And advocates for Saint Michael’s Medical Center in Newark have criticized the state for its lengthy review of California-based for-profit hospital chain Prime Healthcare’s proposal to buy the hospital.
Saint Michael’s is anxious for the acquisition to move forward, but that transaction may have been complicated by a report by a state consultant that recommended ending Saint Michael’s and two other hospitals’ role as full-service, acute-care hospitals and transitioning them to become outpatient centers.
O’Dowd has said she hopes the department will use the consultant’s report in its review of the sale.
The past few months have presented a new challenge for O’Dowd, as she had to negotiate an ethical minefield since last fall, when her husband Kevin O’Dowd, Christie’s former chief of staff, became an executive at Camden-based Cooper University Health Care. O’Dowd said she would recuse herself from any decisions involving Cooper. She hasn’t said whether that situation was a factor in her resignation.
Looking toward the future, O’Dowd said she’s excited about the opportunity to bring a public-health perspective to Horizon.
David Knowlton, CEO of the New Jersey Health Care Quality Institute, said Horizon “can use somebody with her policy savvy” during a time of significant changes for the insurer. Knowlton said O’Dowd “really turned the Department of Health back to what it should be – a public health agency.”
Cathleen Bennett, the Department of Health’s policy and planning chief, will become the acting health commissioner. O’Dowd said the department is in good hands.

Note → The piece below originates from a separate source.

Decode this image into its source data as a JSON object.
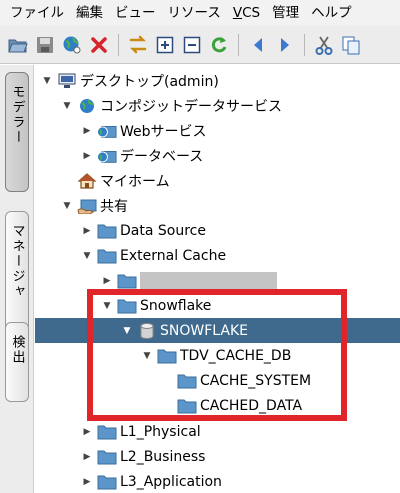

“I’m really excited to see what she brings to the department’s top job,” O’Dowd said.